Consider your contract before you start a practice

Jan 01, 2002

By Sarah A. Moser, Associate Editor and
Portia Stewart, Managing Editor

Q. I've worked as an associate at an equine clinic for several years. Now I'm ready to start my own mobile practice, but I signed a noncompete agreement with the clinic I currently work for. Can I still practice in this area, or do I need to move to another location?
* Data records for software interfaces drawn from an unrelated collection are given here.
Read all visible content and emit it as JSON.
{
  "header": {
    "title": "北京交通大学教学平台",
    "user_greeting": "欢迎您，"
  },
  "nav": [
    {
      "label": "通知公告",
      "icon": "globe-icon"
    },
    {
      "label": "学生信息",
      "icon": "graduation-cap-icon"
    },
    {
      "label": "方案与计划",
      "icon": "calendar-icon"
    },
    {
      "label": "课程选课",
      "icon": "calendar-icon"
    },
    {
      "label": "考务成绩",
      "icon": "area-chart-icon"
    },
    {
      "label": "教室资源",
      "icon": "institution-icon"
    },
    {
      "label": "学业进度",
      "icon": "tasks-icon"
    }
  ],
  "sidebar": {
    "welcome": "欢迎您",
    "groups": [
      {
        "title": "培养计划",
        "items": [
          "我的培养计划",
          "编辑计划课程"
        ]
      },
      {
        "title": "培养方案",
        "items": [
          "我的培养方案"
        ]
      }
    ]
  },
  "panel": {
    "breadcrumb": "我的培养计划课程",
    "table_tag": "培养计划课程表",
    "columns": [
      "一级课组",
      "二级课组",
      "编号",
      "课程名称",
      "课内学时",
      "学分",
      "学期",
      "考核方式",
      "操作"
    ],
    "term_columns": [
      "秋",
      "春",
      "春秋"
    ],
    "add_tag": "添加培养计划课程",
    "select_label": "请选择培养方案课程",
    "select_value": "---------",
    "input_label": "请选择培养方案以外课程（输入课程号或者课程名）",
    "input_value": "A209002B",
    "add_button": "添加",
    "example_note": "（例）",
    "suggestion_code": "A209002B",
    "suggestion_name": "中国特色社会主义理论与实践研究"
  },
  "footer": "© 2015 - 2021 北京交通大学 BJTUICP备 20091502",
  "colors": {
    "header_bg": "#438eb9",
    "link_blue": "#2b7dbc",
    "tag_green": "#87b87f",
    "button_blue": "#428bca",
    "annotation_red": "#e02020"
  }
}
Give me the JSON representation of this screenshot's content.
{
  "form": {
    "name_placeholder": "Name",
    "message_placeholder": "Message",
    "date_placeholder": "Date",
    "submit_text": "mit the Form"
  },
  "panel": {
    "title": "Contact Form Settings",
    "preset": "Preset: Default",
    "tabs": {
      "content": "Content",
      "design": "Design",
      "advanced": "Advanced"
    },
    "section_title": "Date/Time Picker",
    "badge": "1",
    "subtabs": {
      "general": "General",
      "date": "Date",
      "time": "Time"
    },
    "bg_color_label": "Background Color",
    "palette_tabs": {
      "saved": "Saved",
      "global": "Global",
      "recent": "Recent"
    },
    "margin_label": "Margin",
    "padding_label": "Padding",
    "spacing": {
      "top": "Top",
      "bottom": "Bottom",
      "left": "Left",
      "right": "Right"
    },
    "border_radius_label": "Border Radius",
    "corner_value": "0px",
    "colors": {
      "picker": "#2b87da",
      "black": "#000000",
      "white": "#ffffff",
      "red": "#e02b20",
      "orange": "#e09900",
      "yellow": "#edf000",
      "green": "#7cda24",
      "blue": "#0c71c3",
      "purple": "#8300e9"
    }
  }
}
What other legal issues do I need to consider?

A. First, you need to determine whether the noncompete agreement you signed is reasonable, says Dr. Jim Wilson, JD, president of Priority Veterinary Management Consultants in Yardley, Pa. "A reasonable distance for a restrictive covenant in an equine ambulatory setting varies from as little as 5 miles in dense equine population areas, such as Lexington, Ky., and Ocala, Fla., to as many as 50 miles in more sparsely populated areas," says Dr. Wilson. "But a 25- to 35-mile radius is usually considered reasonable in locations with high human populations and low equine populations, including the suburbs of large urban centers, such as Philadelphia, and more rural areas, such as central New Jersey."

Unfortunately, Dr. Wilson says, establishing what's considered a reasonable distance is a "fact-specific" problem. "Judges or juries decide what distance is reasonable based on expert depositions and testimony," he says. "This process usually takes months or years of emotionally and financially draining legal wrangling. So it's probably not worth challenging unless your counsel is convinced that your case is strong. On the other hand, noncompete clauses aren't enforceable in California, Montana, North Dakota, Oklahoma, or Alabama."

If you live in a state that enforces noncompete clauses, you determine that the agreement is reasonable, and/or you choose not to challenge the agreement, you need to comply with the stated terms and practice outside the set radius. "A restrictive covenant prevents you from serving equine clients on farms and stables within the defined radius, even if the horse owners want you to provide the service," says Dr. Wilson. "However, if these owners transport their horses to a site outside the defined radius, you can provide medical care at that location legally."

January 2002 Veterinary Economics